Joel Simon has had more friends murdered than I have friends.Such is the burden of the executive director of the Committee to Protect Journalists, an organisation that promotes press freedom worldwide. As recent events painfully illustrate, journalism can be a dangerous vocation. ‘Murder, after all,’ Simon writes, ‘is the ultimate form of censorship.’
The New Censorship catalogues the harassment, imprisonment, and violence borne by journalists around the world in a seemingly endless battle for control of ideas. Simon takes us from Pakistan, to the Philippines, to Putin’s Russia. He is a journalist by trade, and in large part this book reads accordingly: like a horrific collage of editorial coverage of the murder of colleagues. The method is appropriate. The anecdotes form a persuasive platform from which to sell the cause of press freedom.

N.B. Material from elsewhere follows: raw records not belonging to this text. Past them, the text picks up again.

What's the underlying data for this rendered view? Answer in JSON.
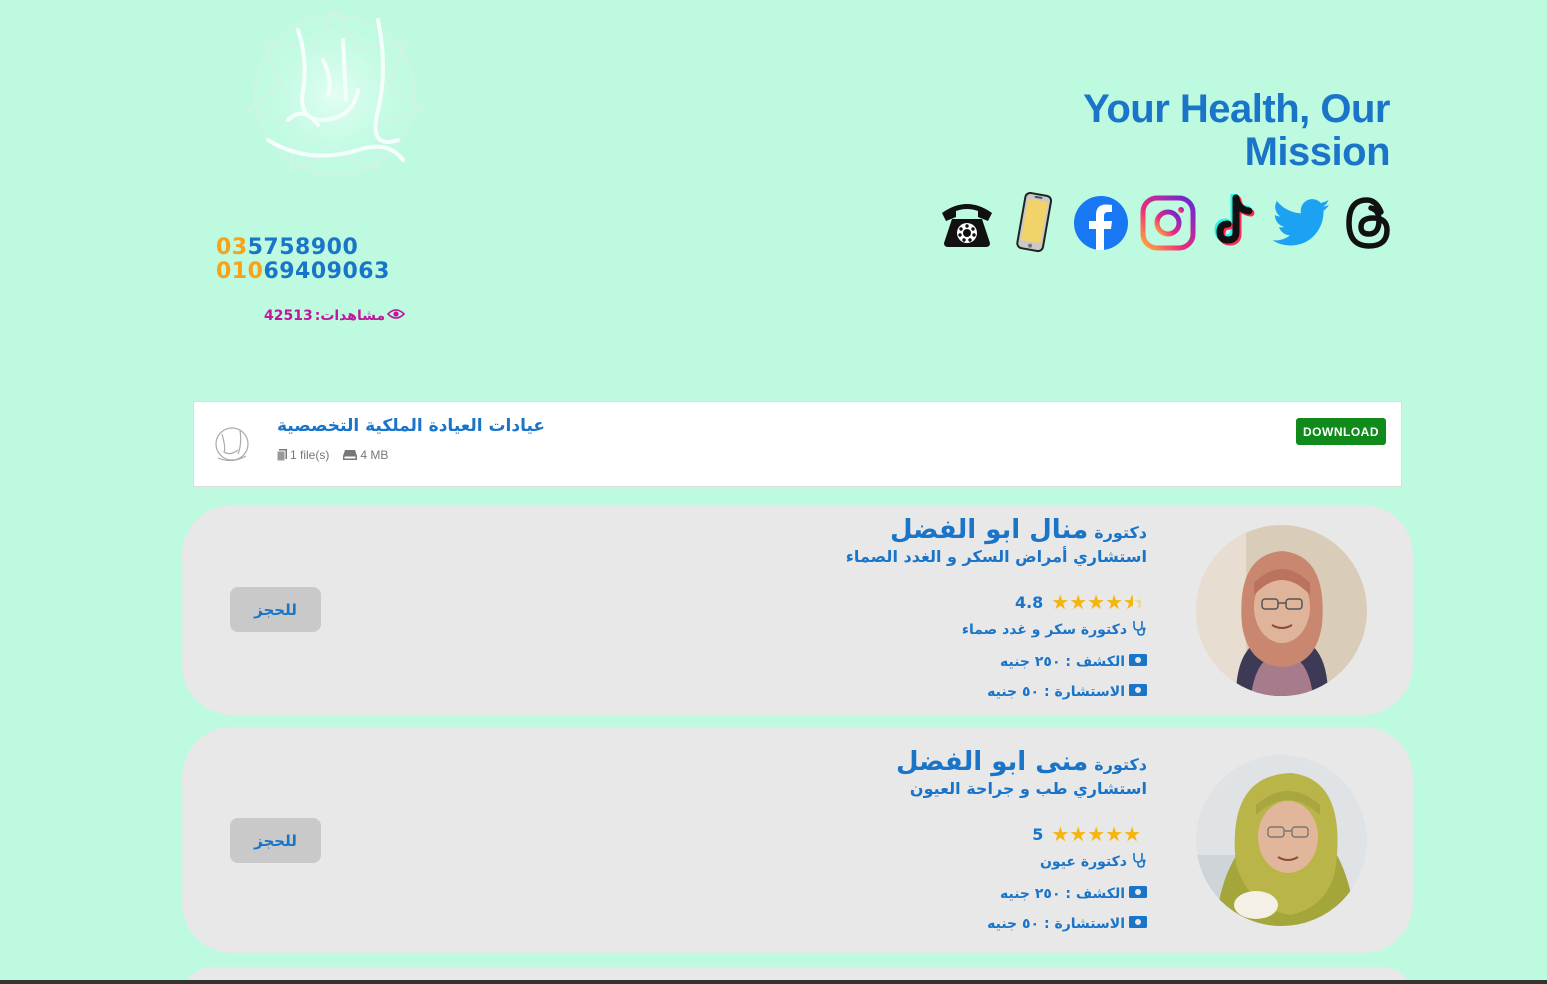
{
  "logo": {
    "text": "العيادة الملكية"
  },
  "phones": [
    {
      "prefix": "03",
      "number": "5758900"
    },
    {
      "prefix": "010",
      "number": "69409063"
    }
  ],
  "views": {
    "label": "مشاهدات:",
    "count": "42513",
    "icon": "eye-icon"
  },
  "tagline": "Your Health, Our Mission",
  "socials": [
    {
      "name": "telephone-icon"
    },
    {
      "name": "mobile-icon"
    },
    {
      "name": "facebook-icon",
      "color": "#1877f2"
    },
    {
      "name": "instagram-icon"
    },
    {
      "name": "tiktok-icon"
    },
    {
      "name": "twitter-icon",
      "color": "#1da1f2"
    },
    {
      "name": "threads-icon"
    }
  ],
  "download": {
    "title": "عيادات العيادة الملكية التخصصية",
    "files": "1 file(s)",
    "size": "4 MB",
    "button": "DOWNLOAD",
    "button_color": "#108a1a"
  },
  "doctors": [
    {
      "prefix": "دكتورة",
      "name": "منال ابو الفضل",
      "specialty": "استشاري أمراض السكر و الغدد الصماء",
      "rating": "4.8",
      "rating_value": 4.5,
      "title": "دكتورة سكر و غدد صماء",
      "exam_fee": "الكشف : ٢٥٠ جنيه",
      "consult_fee": "الاستشارة : ٥٠ جنيه",
      "book": "للحجز"
    },
    {
      "prefix": "دكتورة",
      "name": "منى ابو الفضل",
      "specialty": "استشاري طب و جراحة العيون",
      "rating": "5",
      "rating_value": 5,
      "title": "دكتورة عيون",
      "exam_fee": "الكشف : ٢٥٠ جنيه",
      "consult_fee": "الاستشارة : ٥٠ جنيه",
      "book": "للحجز"
    }
  ]
}
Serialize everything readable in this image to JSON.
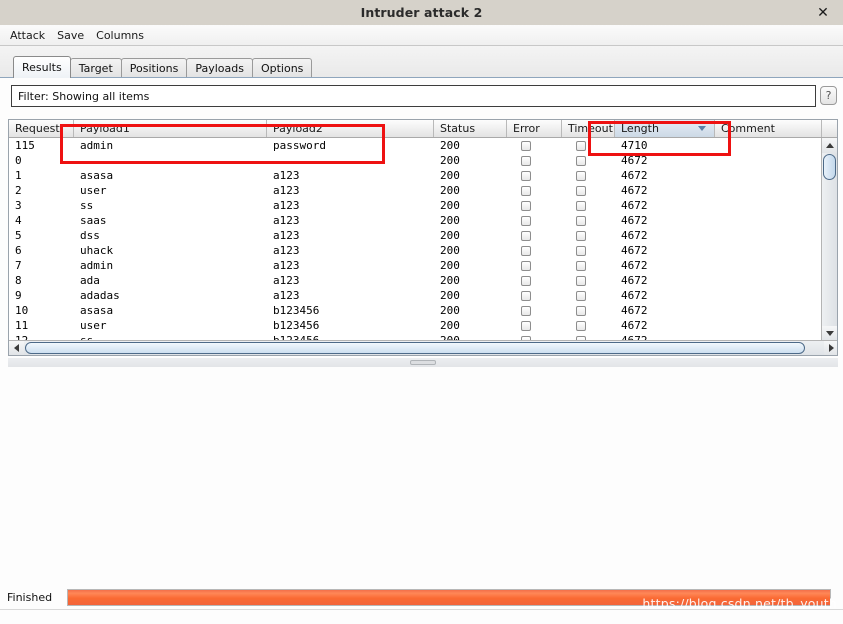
{
  "window": {
    "title": "Intruder attack 2",
    "close_icon": "close-icon",
    "close_label": "✕"
  },
  "menubar": {
    "items": [
      {
        "label": "Attack"
      },
      {
        "label": "Save"
      },
      {
        "label": "Columns"
      }
    ]
  },
  "tabs": [
    {
      "label": "Results",
      "active": true
    },
    {
      "label": "Target",
      "active": false
    },
    {
      "label": "Positions",
      "active": false
    },
    {
      "label": "Payloads",
      "active": false
    },
    {
      "label": "Options",
      "active": false
    }
  ],
  "filter": {
    "text": "Filter: Showing all items",
    "help_label": "?"
  },
  "table": {
    "columns": [
      {
        "label": "Request",
        "width": 65,
        "sorted": false
      },
      {
        "label": "Payload1",
        "width": 193,
        "sorted": false
      },
      {
        "label": "Payload2",
        "width": 167,
        "sorted": false
      },
      {
        "label": "Status",
        "width": 73,
        "sorted": false
      },
      {
        "label": "Error",
        "width": 55,
        "sorted": false
      },
      {
        "label": "Timeout",
        "width": 53,
        "sorted": false
      },
      {
        "label": "Length",
        "width": 100,
        "sorted": true,
        "sort_direction": "desc"
      },
      {
        "label": "Comment",
        "width": 107,
        "sorted": false
      }
    ],
    "rows": [
      {
        "request": "115",
        "payload1": "admin",
        "payload2": "password",
        "status": "200",
        "error": false,
        "timeout": false,
        "length": "4710",
        "comment": ""
      },
      {
        "request": "0",
        "payload1": "",
        "payload2": "",
        "status": "200",
        "error": false,
        "timeout": false,
        "length": "4672",
        "comment": ""
      },
      {
        "request": "1",
        "payload1": "asasa",
        "payload2": "a123",
        "status": "200",
        "error": false,
        "timeout": false,
        "length": "4672",
        "comment": ""
      },
      {
        "request": "2",
        "payload1": "user",
        "payload2": "a123",
        "status": "200",
        "error": false,
        "timeout": false,
        "length": "4672",
        "comment": ""
      },
      {
        "request": "3",
        "payload1": "ss",
        "payload2": "a123",
        "status": "200",
        "error": false,
        "timeout": false,
        "length": "4672",
        "comment": ""
      },
      {
        "request": "4",
        "payload1": "saas",
        "payload2": "a123",
        "status": "200",
        "error": false,
        "timeout": false,
        "length": "4672",
        "comment": ""
      },
      {
        "request": "5",
        "payload1": "dss",
        "payload2": "a123",
        "status": "200",
        "error": false,
        "timeout": false,
        "length": "4672",
        "comment": ""
      },
      {
        "request": "6",
        "payload1": "uhack",
        "payload2": "a123",
        "status": "200",
        "error": false,
        "timeout": false,
        "length": "4672",
        "comment": ""
      },
      {
        "request": "7",
        "payload1": "admin",
        "payload2": "a123",
        "status": "200",
        "error": false,
        "timeout": false,
        "length": "4672",
        "comment": ""
      },
      {
        "request": "8",
        "payload1": "ada",
        "payload2": "a123",
        "status": "200",
        "error": false,
        "timeout": false,
        "length": "4672",
        "comment": ""
      },
      {
        "request": "9",
        "payload1": "adadas",
        "payload2": "a123",
        "status": "200",
        "error": false,
        "timeout": false,
        "length": "4672",
        "comment": ""
      },
      {
        "request": "10",
        "payload1": "asasa",
        "payload2": "b123456",
        "status": "200",
        "error": false,
        "timeout": false,
        "length": "4672",
        "comment": ""
      },
      {
        "request": "11",
        "payload1": "user",
        "payload2": "b123456",
        "status": "200",
        "error": false,
        "timeout": false,
        "length": "4672",
        "comment": ""
      },
      {
        "request": "12",
        "payload1": "ss",
        "payload2": "b123456",
        "status": "200",
        "error": false,
        "timeout": false,
        "length": "4672",
        "comment": ""
      }
    ]
  },
  "status": {
    "label": "Finished",
    "progress_percent": 100
  },
  "watermark": {
    "text": "https://blog.csdn.net/tb_youth"
  },
  "annotations": {
    "payload_box_color": "#ee1111",
    "length_box_color": "#ee1111"
  },
  "colors": {
    "titlebar_bg": "#d6d2ca",
    "progress_fill": "#fa6a33",
    "sorted_header_bg": "#ccd9e6"
  }
}
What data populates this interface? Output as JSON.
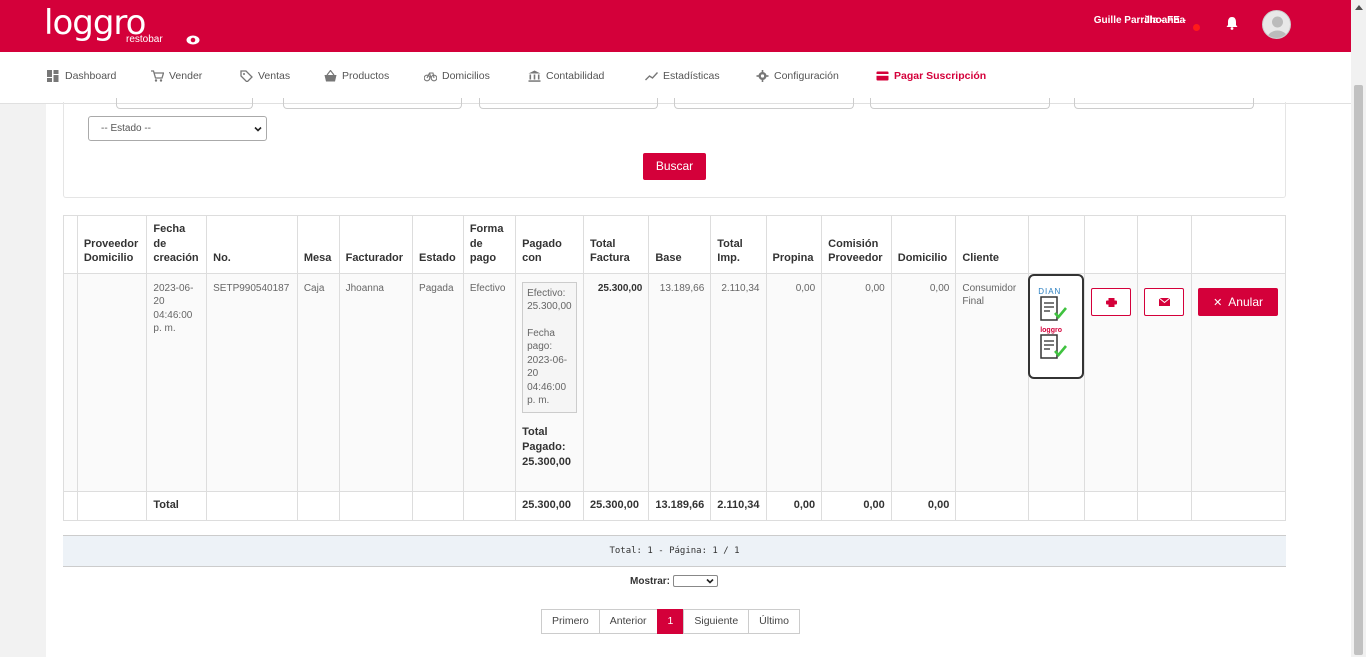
{
  "brand": {
    "logo_text": "loggro",
    "logo_sub": "restobar"
  },
  "header": {
    "company": "Guille Parrilla - FE -",
    "user": "Jhoanna"
  },
  "nav": {
    "items": [
      {
        "label": "Dashboard",
        "icon": "dashboard-icon"
      },
      {
        "label": "Vender",
        "icon": "cart-icon"
      },
      {
        "label": "Ventas",
        "icon": "tag-icon"
      },
      {
        "label": "Productos",
        "icon": "basket-icon"
      },
      {
        "label": "Domicilios",
        "icon": "bicycle-icon"
      },
      {
        "label": "Contabilidad",
        "icon": "bank-icon"
      },
      {
        "label": "Estadísticas",
        "icon": "chart-icon"
      },
      {
        "label": "Configuración",
        "icon": "gear-icon"
      },
      {
        "label": "Pagar Suscripción",
        "icon": "card-icon"
      }
    ]
  },
  "filters": {
    "estado_placeholder": "-- Estado --",
    "buscar_label": "Buscar"
  },
  "table": {
    "headers": [
      "",
      "Proveedor Domicilio",
      "Fecha de creación",
      "No.",
      "Mesa",
      "Facturador",
      "Estado",
      "Forma de pago",
      "Pagado con",
      "Total Factura",
      "Base",
      "Total Imp.",
      "Propina",
      "Comisión Proveedor",
      "Domicilio",
      "Cliente",
      "",
      "",
      "",
      ""
    ],
    "row": {
      "fecha": "2023-06-20 04:46:00 p. m.",
      "numero": "SETP990540187",
      "mesa": "Caja",
      "facturador": "Jhoanna",
      "estado": "Pagada",
      "forma_pago": "Efectivo",
      "pagado_efectivo": "Efectivo: 25.300,00",
      "pagado_fecha_label": "Fecha pago:",
      "pagado_fecha": "2023-06-20 04:46:00 p. m.",
      "pagado_total_label": "Total Pagado:",
      "pagado_total": "25.300,00",
      "total_factura": "25.300,00",
      "base": "13.189,66",
      "total_imp": "2.110,34",
      "propina": "0,00",
      "comision": "0,00",
      "domicilio": "0,00",
      "cliente": "Consumidor Final",
      "dian_label": "DIAN",
      "loggro_label": "loggro",
      "anular_label": "Anular"
    },
    "totals": {
      "label": "Total",
      "pagado": "25.300,00",
      "total_factura": "25.300,00",
      "base": "13.189,66",
      "total_imp": "2.110,34",
      "propina": "0,00",
      "comision": "0,00",
      "domicilio": "0,00"
    }
  },
  "pager": {
    "summary": "Total: 1 - Página: 1 / 1",
    "mostrar_label": "Mostrar:",
    "buttons": [
      "Primero",
      "Anterior",
      "1",
      "Siguiente",
      "Último"
    ]
  },
  "colors": {
    "brand": "#d4003a",
    "check": "#3fc23f"
  }
}
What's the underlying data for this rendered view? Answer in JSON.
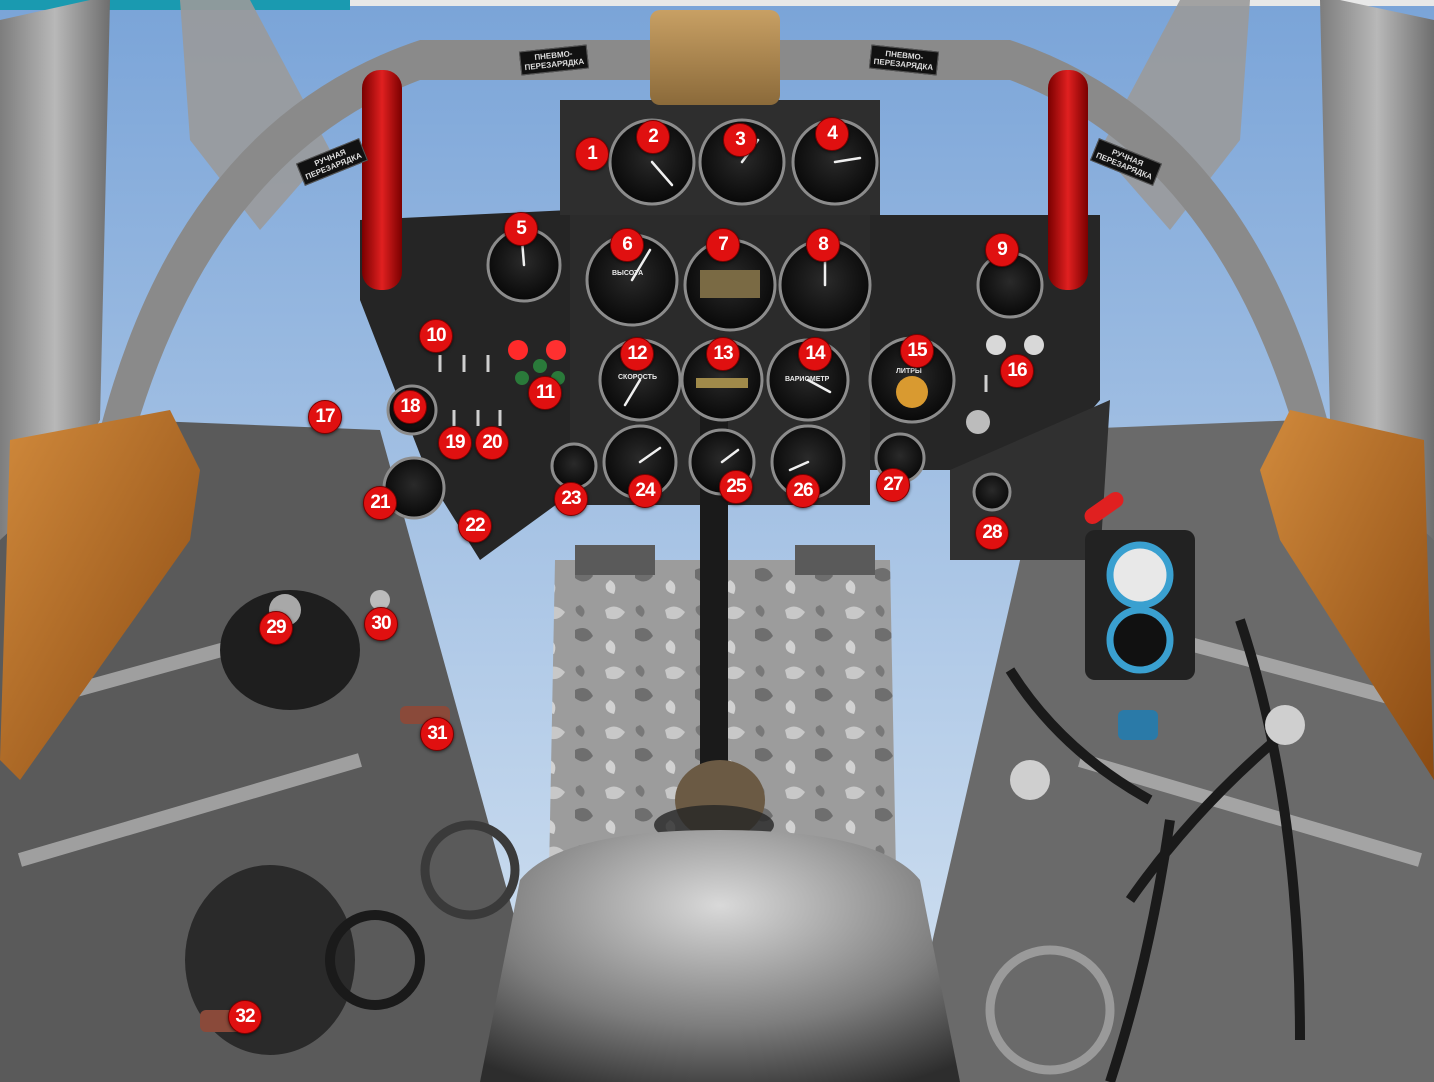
{
  "markers": [
    {
      "label": "1"
    },
    {
      "label": "2"
    },
    {
      "label": "3"
    },
    {
      "label": "4"
    },
    {
      "label": "5"
    },
    {
      "label": "6"
    },
    {
      "label": "7"
    },
    {
      "label": "8"
    },
    {
      "label": "9"
    },
    {
      "label": "10"
    },
    {
      "label": "11"
    },
    {
      "label": "12"
    },
    {
      "label": "13"
    },
    {
      "label": "14"
    },
    {
      "label": "15"
    },
    {
      "label": "16"
    },
    {
      "label": "17"
    },
    {
      "label": "18"
    },
    {
      "label": "19"
    },
    {
      "label": "20"
    },
    {
      "label": "21"
    },
    {
      "label": "22"
    },
    {
      "label": "23"
    },
    {
      "label": "24"
    },
    {
      "label": "25"
    },
    {
      "label": "26"
    },
    {
      "label": "27"
    },
    {
      "label": "28"
    },
    {
      "label": "29"
    },
    {
      "label": "30"
    },
    {
      "label": "31"
    },
    {
      "label": "32"
    }
  ],
  "placards": {
    "pneumo_left": [
      "ПНЕВМО-",
      "ПЕРЕЗАРЯДКА"
    ],
    "pneumo_right": [
      "ПНЕВМО-",
      "ПЕРЕЗАРЯДКА"
    ],
    "manual_left": [
      "РУЧНАЯ",
      "ПЕРЕЗАРЯДКА"
    ],
    "manual_right": [
      "РУЧНАЯ",
      "ПЕРЕЗАРЯДКА"
    ]
  },
  "gauge_labels": {
    "altimeter": "ВЫСОТА",
    "speed": "СКОРОСТЬ",
    "vario": "ВАРИОМЕТР",
    "fuel": "ЛИТРЫ"
  },
  "colors": {
    "marker": "#e01010",
    "sky": "#8fb4e0",
    "panel": "#2b2b2b",
    "frame": "#9a9a9a",
    "red_handle": "#c01010",
    "leather": "#b86a1e",
    "headrest": "#b58d4f",
    "blue_ring": "#3aa0d0"
  }
}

The book was written between 2011 and 2013. I am not sure whether this is perfect or tragic timing. In the year or so since, many of the core issues that it addresses have magnified in importance and gained a new prominence in the public consciousness. Take the critique of what Simon terms the ‘democratators’: a generation of popularly elected autocrats. Putin is taken to task for meagre government responses to the murder of journalists. The justice that did come is characterised as ‘nothing more than a crude political calculation’. Recently, we have seen more crude calculation in the annexation of Crimea and the invasion of Ukraine. When MH17 was shot down, the international community struggled to get access to the crash site. While Russian-backed media obfuscated, Putin denied his country’s responsibility, and nearly copped a shirt-fronting. Although Simon focuses on the position of journalists, the substance of his critique can be directed to the broader conduct of faux-democracies. Although Simon’s call to ‘expose the democratators’ is nothing new, it is timely.